Last week, the Administrative Appeals Tribunal upheld the Department’s 2017 decision to refuse Mr Shah’s citizenship application due to his prolonged absence from Australia after he submitted his application.
In the twelve years since he first arrived in Australia in 2006, Mr Shah travelled overseas nine times and has spent approximately five years outside Australia.
The most significant period spent overseas was three and a half years from March 2014 to October 2017 in which he spent in India after applying for citizenship, which weighed strongly against his application.
Mr Shah said that he had to take care of his ailing father who had become paralysed due to a stroke as well as their family business in India while his father was sick.
But the Tribunal did not find his reason reliable.
“It is, to my mind, not credible for the Applicant to suggest it took something like four years to diagnose and stabilize the father’s condition,” said Senior Member of the AAT, Theodore Tavoularis.

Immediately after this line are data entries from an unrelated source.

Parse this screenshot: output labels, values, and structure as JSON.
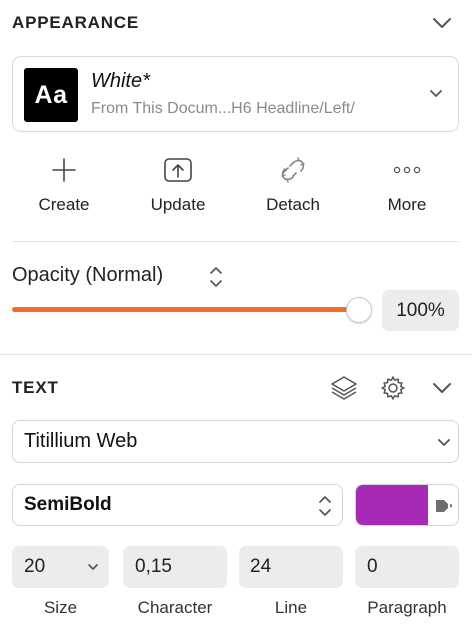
{
  "appearance": {
    "title": "APPEARANCE",
    "style": {
      "preview": "Aa",
      "name": "White*",
      "path": "From This Docum...H6 Headline/Left/"
    },
    "actions": [
      {
        "label": "Create",
        "icon": "plus-icon"
      },
      {
        "label": "Update",
        "icon": "upload-icon"
      },
      {
        "label": "Detach",
        "icon": "broken-link-icon"
      },
      {
        "label": "More",
        "icon": "more-icon"
      }
    ]
  },
  "opacity": {
    "label": "Opacity (Normal)",
    "value": "100%",
    "fraction": 1.0,
    "accent": "#f26b2c"
  },
  "text": {
    "title": "TEXT",
    "font_family": "Titillium Web",
    "font_weight": "SemiBold",
    "color": "#a62ab6",
    "fields": [
      {
        "value": "20",
        "label": "Size"
      },
      {
        "value": "0,15",
        "label": "Character"
      },
      {
        "value": "24",
        "label": "Line"
      },
      {
        "value": "0",
        "label": "Paragraph"
      }
    ]
  }
}
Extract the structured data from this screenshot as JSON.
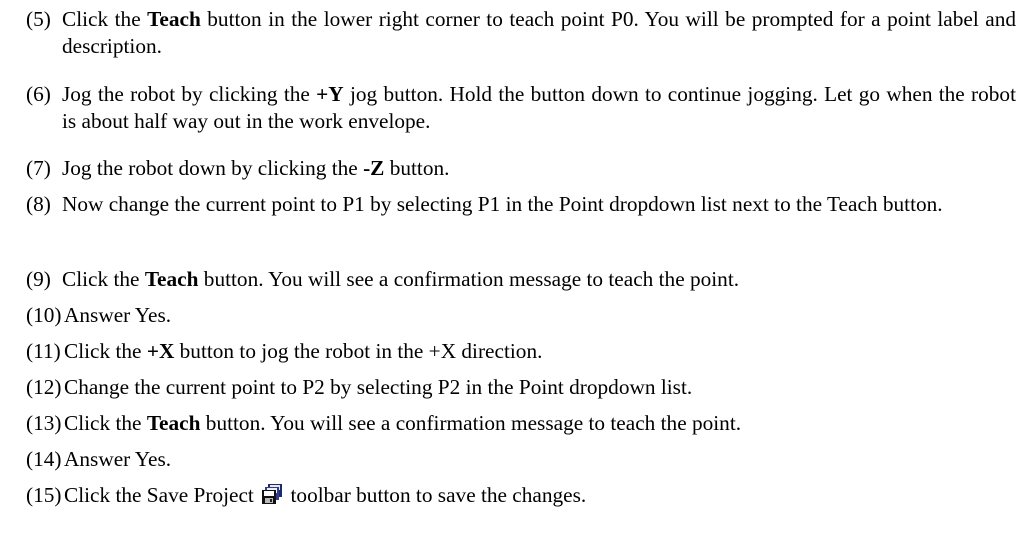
{
  "steps": [
    {
      "num": "(5)",
      "parts": [
        {
          "t": "Click the "
        },
        {
          "b": "Teach"
        },
        {
          "t": " button in the lower right corner to teach point P0.  You will be prompted for a point label and description."
        }
      ]
    },
    {
      "num": "(6)",
      "parts": [
        {
          "t": "Jog the robot by clicking the "
        },
        {
          "b": "+Y"
        },
        {
          "t": " jog button.  Hold the button down to continue jogging.  Let go when the robot is about half way out in the work envelope."
        }
      ]
    },
    {
      "num": "(7)",
      "parts": [
        {
          "t": "Jog the robot down by clicking the "
        },
        {
          "b": "-Z"
        },
        {
          "t": " button."
        }
      ]
    },
    {
      "num": "(8)",
      "parts": [
        {
          "t": "Now change the current point to P1 by selecting P1 in the Point dropdown list next to the Teach button."
        }
      ]
    },
    {
      "num": "(9)",
      "parts": [
        {
          "t": "Click the "
        },
        {
          "b": "Teach"
        },
        {
          "t": " button.  You will see a confirmation message to teach the point."
        }
      ]
    },
    {
      "num": "(10)",
      "parts": [
        {
          "t": "Answer Yes."
        }
      ]
    },
    {
      "num": "(11)",
      "parts": [
        {
          "t": "Click the "
        },
        {
          "b": "+X"
        },
        {
          "t": " button to jog the robot in the +X direction."
        }
      ]
    },
    {
      "num": "(12)",
      "parts": [
        {
          "t": "Change the current point to P2 by selecting P2 in the Point dropdown list."
        }
      ]
    },
    {
      "num": "(13)",
      "parts": [
        {
          "t": "Click the "
        },
        {
          "b": "Teach"
        },
        {
          "t": " button. You will see a confirmation message to teach the point."
        }
      ]
    },
    {
      "num": "(14)",
      "parts": [
        {
          "t": "Answer Yes."
        }
      ]
    },
    {
      "num": "(15)",
      "parts": [
        {
          "t": "Click the Save Project "
        },
        {
          "icon": "save-project-icon"
        },
        {
          "t": " toolbar button to save the changes."
        }
      ]
    }
  ]
}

Mr Shah has a number businesses in Australia and India and the Tribunal said a that more likely explanation of his absence was to "pursue his own business interest”, besides involvement in his family’s business for which Mr Shah claimed he was required to travel to India.
Mr Tavoularis said Mr Shah’s wife and children’s Australian citizenship was not sufficient to establish his close and continuing association with Australia.
The Tribunal noted that Mr Shah did not produce evidence of “significant ties with extended family in Australia” even though his brother-in-law and his family live in Coomera in Queensland.
“Such evidence could have existed if [Mr Shah] and his family had settled in the Coomera area to be near the family of his brother in law and sister in law. Such evidence was effectively dispelled as a result of [him] causing his family to leave the Coomera area and to re-settle in Sydney,” said Mr Tavoularis, adding that he had not provided any evidence of reducing his involvement in his family’s businesses in India.
The DIBP told the Tribunal that for this reason, Mr Shah will continue to remain absent from Australia.
Mr Tavoularis said Mr Shah’s evidence was “self-serving in nature” for having travelled to India in January 2018 despite telling the Department of Immigration and Border Protection in April last year that he would not travel outside Australia after October 2017.
“The overall impression given by the evidence before the Tribunal is that the Applicant is itinerant and will move himself and his family wherever is convenient for him and his business interests at a given time,” he said, adding this caused “grave doubts” that Mr Shah would maintain a close and continuing association with Australia.